So-called designer dogs are among those changing hands for four-figure sums
POPULAR puppy breeds are being bought and sold online across Edinburgh in a trade condemned by animal welfare experts.
So-called designer dogs are among those changing hands for four-figure sums, an Evening News investigation has revealed.
Charities warned prospective pet owners that puppies sold over the internet for quick cash might develop health defects.
“Sadly, many of the animals that arrive at our doors are the victim of irresponsible breeding practices or multiple online sales, allowing behavioural and medical issues to develop or go untreated,” said Howard Bridges, chief executive of Edinburgh Dog and Cat Home.
“The only way we can begin to tackle this issue is to promote responsible breeding practices with the highest welfare standards.”
Charities advise the best way to avoid such problems is to rehome a rescue pet from an animal sanctuary.

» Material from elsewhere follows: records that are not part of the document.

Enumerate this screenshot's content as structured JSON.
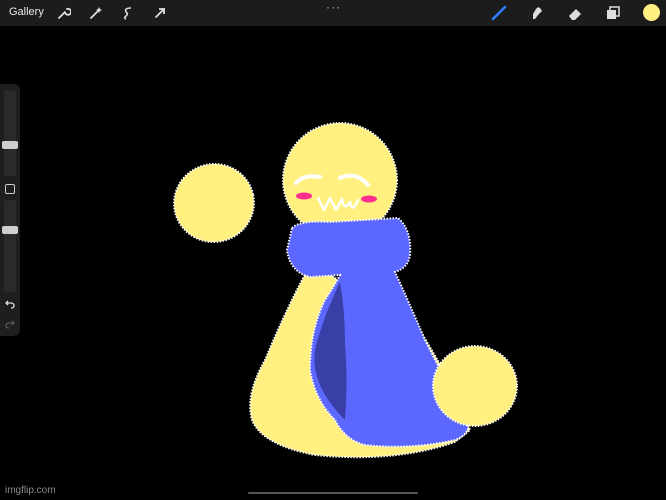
{
  "topbar": {
    "gallery_label": "Gallery",
    "left_tools": [
      "wrench-icon",
      "magic-wand-icon",
      "selection-icon",
      "transform-arrow-icon"
    ],
    "more_label": "···",
    "right_tools": [
      "brush-icon",
      "smudge-icon",
      "eraser-icon",
      "layers-icon"
    ],
    "active_color": "#fff080",
    "brush_color": "#2f7bff"
  },
  "sidebar": {
    "brush_size": 0.3,
    "opacity": 0.72,
    "undo_icon": "undo-icon",
    "redo_icon": "redo-icon"
  },
  "artwork": {
    "body_color": "#fff080",
    "scarf_color": "#5b67ff",
    "scarf_shadow": "#3a3fa8",
    "blush_color": "#ff2f8f"
  },
  "watermark": "imgflip.com"
}
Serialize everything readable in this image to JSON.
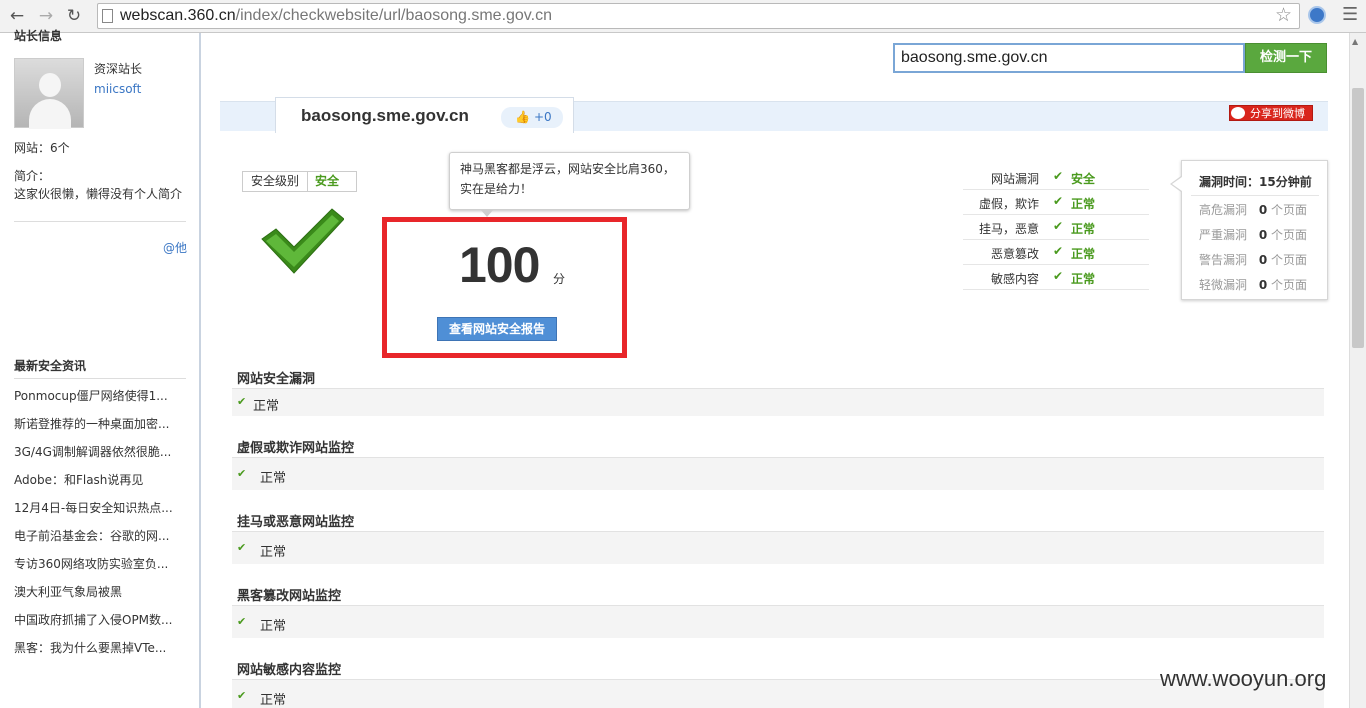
{
  "browser": {
    "url_host": "webscan.360.cn",
    "url_path": "/index/checkwebsite/url/baosong.sme.gov.cn"
  },
  "sidebar": {
    "section_title": "站长信息",
    "role": "资深站长",
    "username": "miicsoft",
    "site_count": "网站：6个",
    "intro_label": "简介：",
    "intro_text": "这家伙很懒，懒得没有个人简介",
    "at_him": "@他",
    "news_title": "最新安全资讯",
    "news": [
      "Ponmocup僵尸网络使得1...",
      "斯诺登推荐的一种桌面加密...",
      "3G/4G调制解调器依然很脆...",
      "Adobe：和Flash说再见",
      "12月4日-每日安全知识热点...",
      "电子前沿基金会：谷歌的网...",
      "专访360网络攻防实验室负...",
      "澳大利亚气象局被黑",
      "中国政府抓捕了入侵OPM数...",
      "黑客：我为什么要黑掉VTe..."
    ]
  },
  "search": {
    "value": "baosong.sme.gov.cn",
    "button": "检测一下"
  },
  "site_tab": {
    "domain": "baosong.sme.gov.cn",
    "like": "+0",
    "share": "分享到微博"
  },
  "score": {
    "level_label": "安全级别",
    "level_value": "安全",
    "tooltip": "神马黑客都是浮云，网站安全比肩360，实在是给力！",
    "value": "100",
    "unit": "分",
    "report_button": "查看网站安全报告"
  },
  "status_list": [
    {
      "label": "网站漏洞",
      "value": "安全"
    },
    {
      "label": "虚假，欺诈",
      "value": "正常"
    },
    {
      "label": "挂马，恶意",
      "value": "正常"
    },
    {
      "label": "恶意篡改",
      "value": "正常"
    },
    {
      "label": "敏感内容",
      "value": "正常"
    }
  ],
  "vuln_panel": {
    "title": "漏洞时间：15分钟前",
    "rows": [
      {
        "label": "高危漏洞",
        "count": "0",
        "unit": "个页面"
      },
      {
        "label": "严重漏洞",
        "count": "0",
        "unit": "个页面"
      },
      {
        "label": "警告漏洞",
        "count": "0",
        "unit": "个页面"
      },
      {
        "label": "轻微漏洞",
        "count": "0",
        "unit": "个页面"
      }
    ]
  },
  "sections": [
    {
      "title": "网站安全漏洞",
      "status": "正常"
    },
    {
      "title": "虚假或欺诈网站监控",
      "status": "正常"
    },
    {
      "title": "挂马或恶意网站监控",
      "status": "正常"
    },
    {
      "title": "黑客篡改网站监控",
      "status": "正常"
    },
    {
      "title": "网站敏感内容监控",
      "status": "正常"
    }
  ],
  "watermark": "www.wooyun.org",
  "icons": [
    "back-arrow-icon",
    "forward-arrow-icon",
    "reload-icon",
    "page-icon",
    "star-icon",
    "globe-icon",
    "thumbs-up-icon",
    "check-icon",
    "weibo-icon",
    "avatar-icon"
  ],
  "colors": {
    "accent_green": "#4a9a1e",
    "search_button": "#5aa83e",
    "report_button": "#4f8fd6",
    "highlight_border": "#e8262a",
    "link_blue": "#3a76c4"
  }
}
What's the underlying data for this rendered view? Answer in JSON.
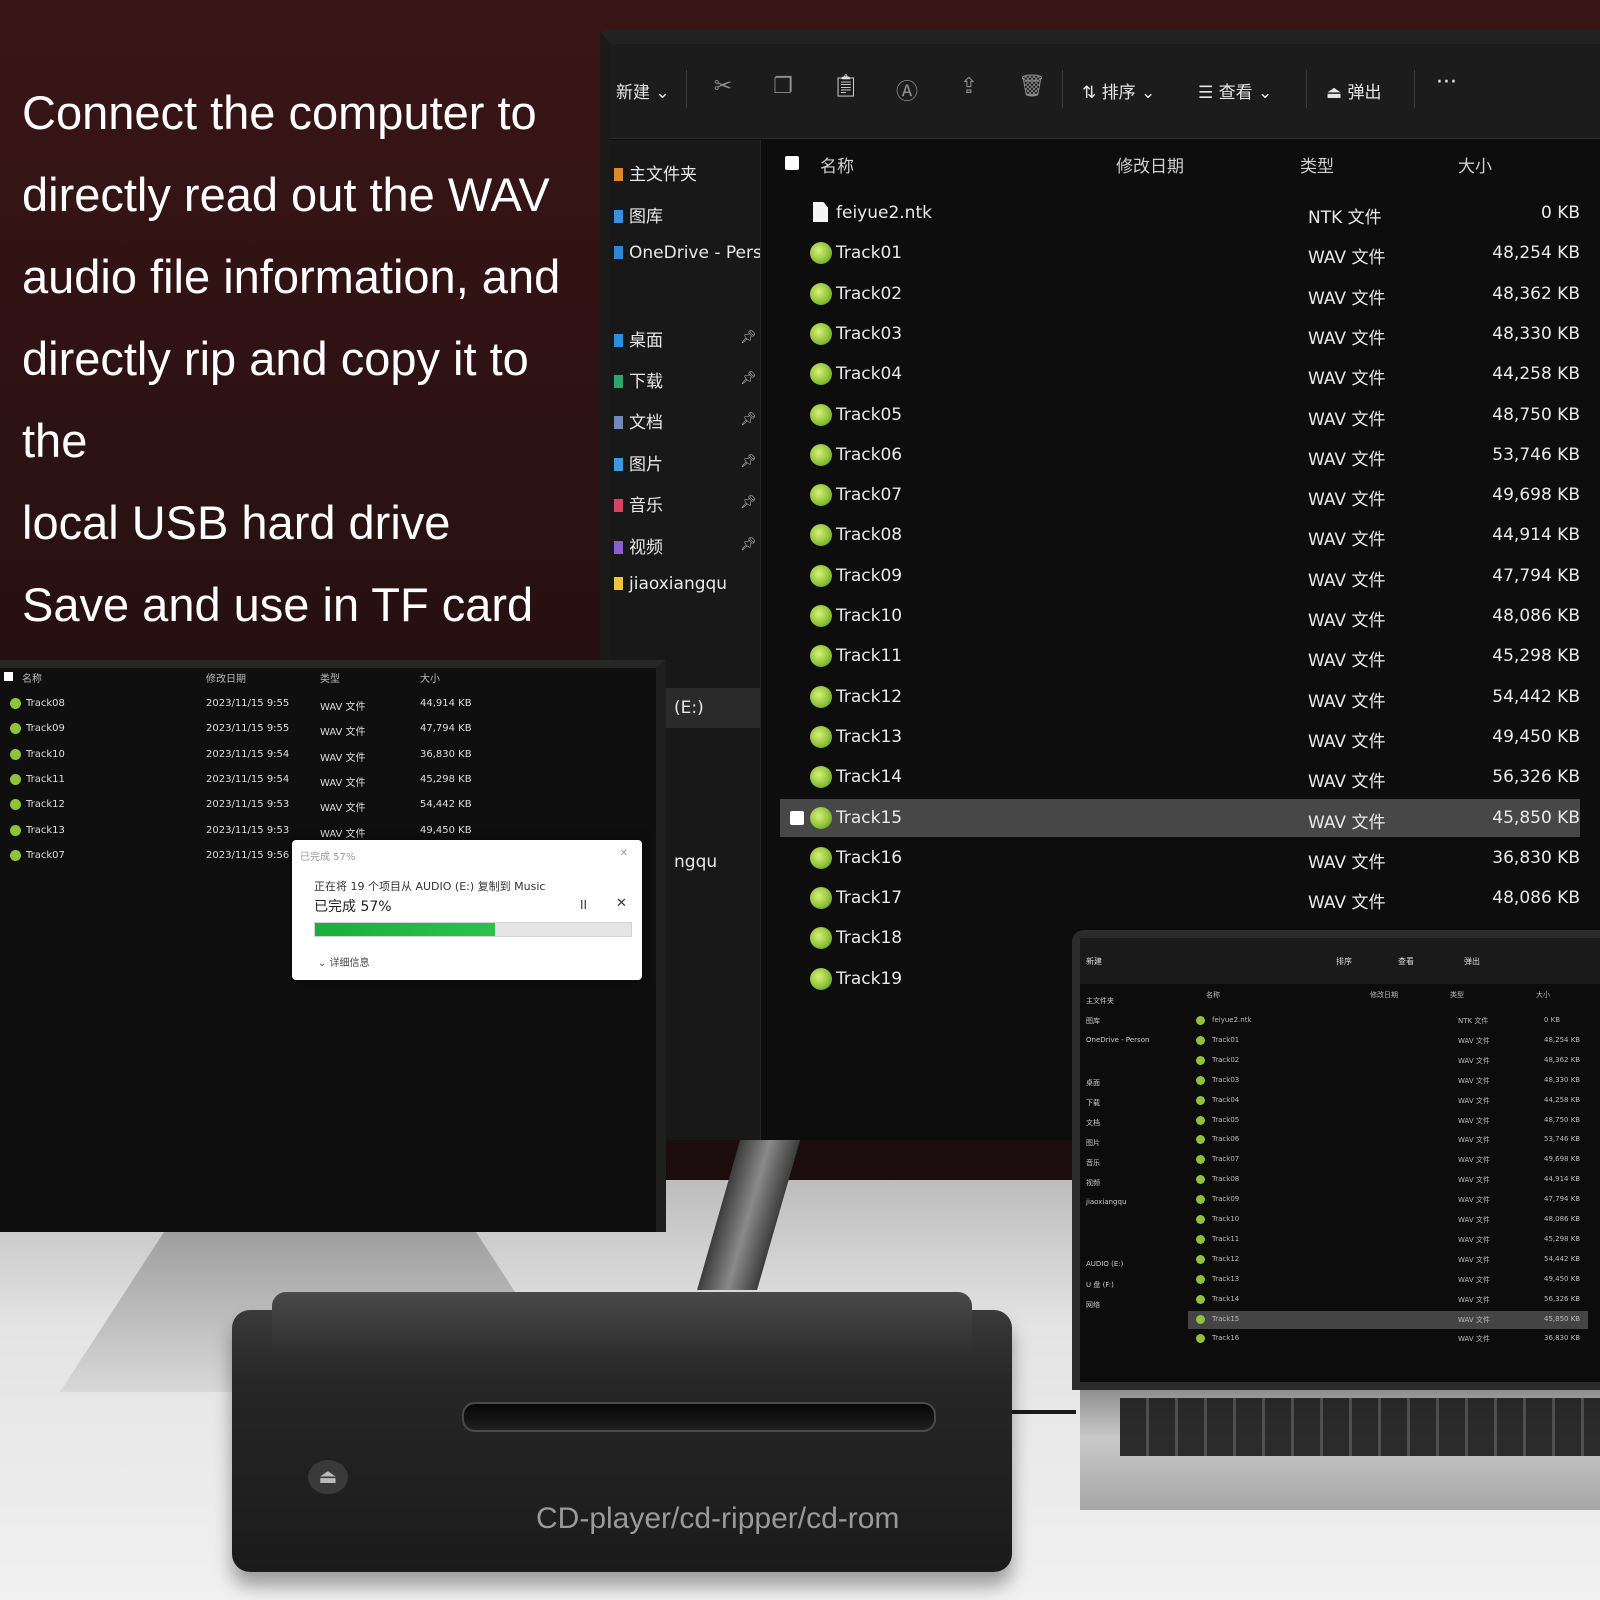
{
  "intro": {
    "lines": [
      "Connect the computer to",
      "directly read out the WAV",
      "audio file information, and",
      "directly rip and copy it to the",
      "local USB hard drive"
    ],
    "tf": "Save and use in TF card"
  },
  "explorer": {
    "toolbar": {
      "new": "新建",
      "sort": "排序",
      "view": "查看",
      "eject": "弹出",
      "more": "···"
    },
    "nav": [
      "主文件夹",
      "图库",
      "OneDrive - Person",
      "桌面",
      "下载",
      "文档",
      "图片",
      "音乐",
      "视频",
      "jiaoxiangqu",
      "(E:)",
      "ngqu"
    ],
    "headers": {
      "name": "名称",
      "date": "修改日期",
      "type": "类型",
      "size": "大小"
    },
    "files": [
      {
        "name": "feiyue2.ntk",
        "type": "NTK 文件",
        "size": "0 KB",
        "kind": "file"
      },
      {
        "name": "Track01",
        "type": "WAV 文件",
        "size": "48,254 KB",
        "kind": "wav"
      },
      {
        "name": "Track02",
        "type": "WAV 文件",
        "size": "48,362 KB",
        "kind": "wav"
      },
      {
        "name": "Track03",
        "type": "WAV 文件",
        "size": "48,330 KB",
        "kind": "wav"
      },
      {
        "name": "Track04",
        "type": "WAV 文件",
        "size": "44,258 KB",
        "kind": "wav"
      },
      {
        "name": "Track05",
        "type": "WAV 文件",
        "size": "48,750 KB",
        "kind": "wav"
      },
      {
        "name": "Track06",
        "type": "WAV 文件",
        "size": "53,746 KB",
        "kind": "wav"
      },
      {
        "name": "Track07",
        "type": "WAV 文件",
        "size": "49,698 KB",
        "kind": "wav"
      },
      {
        "name": "Track08",
        "type": "WAV 文件",
        "size": "44,914 KB",
        "kind": "wav"
      },
      {
        "name": "Track09",
        "type": "WAV 文件",
        "size": "47,794 KB",
        "kind": "wav"
      },
      {
        "name": "Track10",
        "type": "WAV 文件",
        "size": "48,086 KB",
        "kind": "wav"
      },
      {
        "name": "Track11",
        "type": "WAV 文件",
        "size": "45,298 KB",
        "kind": "wav"
      },
      {
        "name": "Track12",
        "type": "WAV 文件",
        "size": "54,442 KB",
        "kind": "wav"
      },
      {
        "name": "Track13",
        "type": "WAV 文件",
        "size": "49,450 KB",
        "kind": "wav"
      },
      {
        "name": "Track14",
        "type": "WAV 文件",
        "size": "56,326 KB",
        "kind": "wav"
      },
      {
        "name": "Track15",
        "type": "WAV 文件",
        "size": "45,850 KB",
        "kind": "wav",
        "selected": true
      },
      {
        "name": "Track16",
        "type": "WAV 文件",
        "size": "36,830 KB",
        "kind": "wav"
      },
      {
        "name": "Track17",
        "type": "WAV 文件",
        "size": "48,086 KB",
        "kind": "wav"
      },
      {
        "name": "Track18",
        "type": "",
        "size": "",
        "kind": "wav"
      },
      {
        "name": "Track19",
        "type": "",
        "size": "",
        "kind": "wav"
      }
    ]
  },
  "front": {
    "headers": {
      "name": "名称",
      "date": "修改日期",
      "type": "类型",
      "size": "大小"
    },
    "rows": [
      {
        "name": "Track08",
        "date": "2023/11/15 9:55",
        "type": "WAV 文件",
        "size": "44,914 KB"
      },
      {
        "name": "Track09",
        "date": "2023/11/15 9:55",
        "type": "WAV 文件",
        "size": "47,794 KB"
      },
      {
        "name": "Track10",
        "date": "2023/11/15 9:54",
        "type": "WAV 文件",
        "size": "36,830 KB"
      },
      {
        "name": "Track11",
        "date": "2023/11/15 9:54",
        "type": "WAV 文件",
        "size": "45,298 KB"
      },
      {
        "name": "Track12",
        "date": "2023/11/15 9:53",
        "type": "WAV 文件",
        "size": "54,442 KB"
      },
      {
        "name": "Track13",
        "date": "2023/11/15 9:53",
        "type": "WAV 文件",
        "size": "49,450 KB"
      },
      {
        "name": "Track07",
        "date": "2023/11/15 9:56",
        "type": "",
        "size": ""
      }
    ],
    "dialog": {
      "title": "已完成 57%",
      "message": "正在将 19 个项目从 AUDIO (E:) 复制到 Music",
      "done": "已完成 57%",
      "progress": 0.57,
      "pause": "II",
      "close": "✕",
      "details": "⌄  详细信息",
      "title_close": "✕"
    }
  },
  "laptop": {
    "toolbar": {
      "new": "新建",
      "sort": "排序",
      "view": "查看",
      "eject": "弹出"
    },
    "headers": {
      "name": "名称",
      "date": "修改日期",
      "type": "类型",
      "size": "大小"
    },
    "nav": [
      "主文件夹",
      "图库",
      "OneDrive - Person",
      "桌面",
      "下载",
      "文档",
      "图片",
      "音乐",
      "视频",
      "jiaoxiangqu",
      "AUDIO (E:)",
      "U 盘 (F:)",
      "网络"
    ],
    "rows": [
      {
        "name": "feiyue2.ntk",
        "type": "NTK 文件",
        "size": "0 KB"
      },
      {
        "name": "Track01",
        "type": "WAV 文件",
        "size": "48,254 KB"
      },
      {
        "name": "Track02",
        "type": "WAV 文件",
        "size": "48,362 KB"
      },
      {
        "name": "Track03",
        "type": "WAV 文件",
        "size": "48,330 KB"
      },
      {
        "name": "Track04",
        "type": "WAV 文件",
        "size": "44,258 KB"
      },
      {
        "name": "Track05",
        "type": "WAV 文件",
        "size": "48,750 KB"
      },
      {
        "name": "Track06",
        "type": "WAV 文件",
        "size": "53,746 KB"
      },
      {
        "name": "Track07",
        "type": "WAV 文件",
        "size": "49,698 KB"
      },
      {
        "name": "Track08",
        "type": "WAV 文件",
        "size": "44,914 KB"
      },
      {
        "name": "Track09",
        "type": "WAV 文件",
        "size": "47,794 KB"
      },
      {
        "name": "Track10",
        "type": "WAV 文件",
        "size": "48,086 KB"
      },
      {
        "name": "Track11",
        "type": "WAV 文件",
        "size": "45,298 KB"
      },
      {
        "name": "Track12",
        "type": "WAV 文件",
        "size": "54,442 KB"
      },
      {
        "name": "Track13",
        "type": "WAV 文件",
        "size": "49,450 KB"
      },
      {
        "name": "Track14",
        "type": "WAV 文件",
        "size": "56,326 KB"
      },
      {
        "name": "Track15",
        "type": "WAV 文件",
        "size": "45,850 KB",
        "selected": true
      },
      {
        "name": "Track16",
        "type": "WAV 文件",
        "size": "36,830 KB"
      }
    ]
  },
  "device": {
    "label": "CD-player/cd-ripper/cd-rom",
    "eject_icon": "eject-icon"
  },
  "colors": {
    "wav_icon": "#8fc43a",
    "progress": "#1aae3a",
    "selected_row": "#474747"
  }
}
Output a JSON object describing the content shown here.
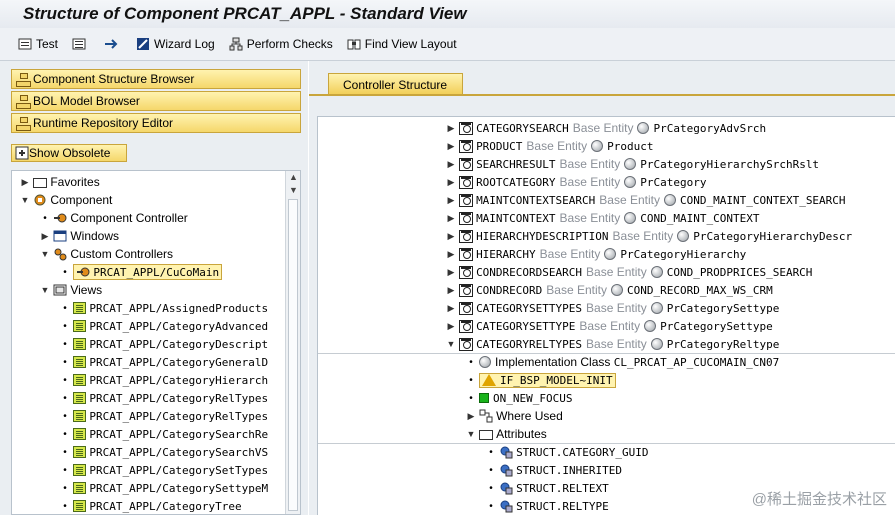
{
  "title": "Structure of Component PRCAT_APPL - Standard View",
  "toolbar": {
    "test": "Test",
    "wizard_log": "Wizard Log",
    "perform_checks": "Perform Checks",
    "find_view_layout": "Find View Layout"
  },
  "left": {
    "component_structure_browser": "Component Structure Browser",
    "bol_model_browser": "BOL Model Browser",
    "runtime_repository_editor": "Runtime Repository Editor",
    "show_obsolete": "Show Obsolete",
    "tree": {
      "favorites": "Favorites",
      "component": "Component",
      "component_controller": "Component Controller",
      "windows": "Windows",
      "custom_controllers": "Custom Controllers",
      "cucomain": "PRCAT_APPL/CuCoMain",
      "views": "Views",
      "view_items": [
        "PRCAT_APPL/AssignedProducts",
        "PRCAT_APPL/CategoryAdvanced",
        "PRCAT_APPL/CategoryDescript",
        "PRCAT_APPL/CategoryGeneralD",
        "PRCAT_APPL/CategoryHierarch",
        "PRCAT_APPL/CategoryRelTypes",
        "PRCAT_APPL/CategoryRelTypes",
        "PRCAT_APPL/CategorySearchRe",
        "PRCAT_APPL/CategorySearchVS",
        "PRCAT_APPL/CategorySetTypes",
        "PRCAT_APPL/CategorySettypeM",
        "PRCAT_APPL/CategoryTree"
      ]
    }
  },
  "right": {
    "tab_label": "Controller Structure",
    "base_entity_label": "Base Entity",
    "contexts": [
      {
        "name": "CATEGORYSEARCH",
        "entity": "PrCategoryAdvSrch"
      },
      {
        "name": "PRODUCT",
        "entity": "Product"
      },
      {
        "name": "SEARCHRESULT",
        "entity": "PrCategoryHierarchySrchRslt"
      },
      {
        "name": "ROOTCATEGORY",
        "entity": "PrCategory"
      },
      {
        "name": "MAINTCONTEXTSEARCH",
        "entity": "COND_MAINT_CONTEXT_SEARCH"
      },
      {
        "name": "MAINTCONTEXT",
        "entity": "COND_MAINT_CONTEXT"
      },
      {
        "name": "HIERARCHYDESCRIPTION",
        "entity": "PrCategoryHierarchyDescr"
      },
      {
        "name": "HIERARCHY",
        "entity": "PrCategoryHierarchy"
      },
      {
        "name": "CONDRECORDSEARCH",
        "entity": "COND_PRODPRICES_SEARCH"
      },
      {
        "name": "CONDRECORD",
        "entity": "COND_RECORD_MAX_WS_CRM"
      },
      {
        "name": "CATEGORYSETTYPES",
        "entity": "PrCategorySettype"
      },
      {
        "name": "CATEGORYSETTYPE",
        "entity": "PrCategorySettype"
      },
      {
        "name": "CATEGORYRELTYPES",
        "entity": "PrCategoryReltype"
      }
    ],
    "impl_class_label": "Implementation Class",
    "impl_class": "CL_PRCAT_AP_CUCOMAIN_CN07",
    "model_init": "IF_BSP_MODEL~INIT",
    "on_new_focus": "ON_NEW_FOCUS",
    "where_used": "Where Used",
    "attributes": "Attributes",
    "attribute_items": [
      "STRUCT.CATEGORY_GUID",
      "STRUCT.INHERITED",
      "STRUCT.RELTEXT",
      "STRUCT.RELTYPE"
    ]
  },
  "watermark": "@稀土掘金技术社区"
}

Although not a legal requirement, experts advise ensuring that any dogs bought online are registered with the Kennel Club or another similar organisation.
Yet many online adverts offering puppies across the city fail to mention any such accreditation.
They include French bulldog puppies available for £1,200 and Havanese for more than £1,000.
So-called designer dogs such as cockapoos have also been spotted for sale online.
“Unfortunately it’s unlikely that a ban on the advertising of pets for sale online would eradicate the challenges of poor animal welfare, impulse buying of pets and unscrupulous sellers looking to make a profit from selling animals,” added Mr Bridges.
“We would always encourage anyone thinking of buying a dog or cat to first think of rehoming an animal from a local rescue centre.
“If that is not an option for your family, please ensure that you use a reputable, registered breeder so your money doesn’t help fund criminals or the puppy farming trade.”
While puppies advertised online in the Capital are in litters of five or fewer, the Scottish SPCA has led efforts in recent years to crack down on so-called puppy farms.
These large-scale intensive breeding operations see puppies bred for profit – often in horrendous conditions.
Scottish SPCA chief superintendent Mike Flynn said: “The enormity of the industry is due to profit and public demand. The quickest way to halt the supply of illegally bred pups is for public demand to fall.
“If you go to a reputable breeder, you may be waiting over 24 months for a puppy.
“When people find out about the length of wait, they turn to the internet where they can get a puppy immediately.
“This is how the illegal dealers make their money, by being able to match this demand.”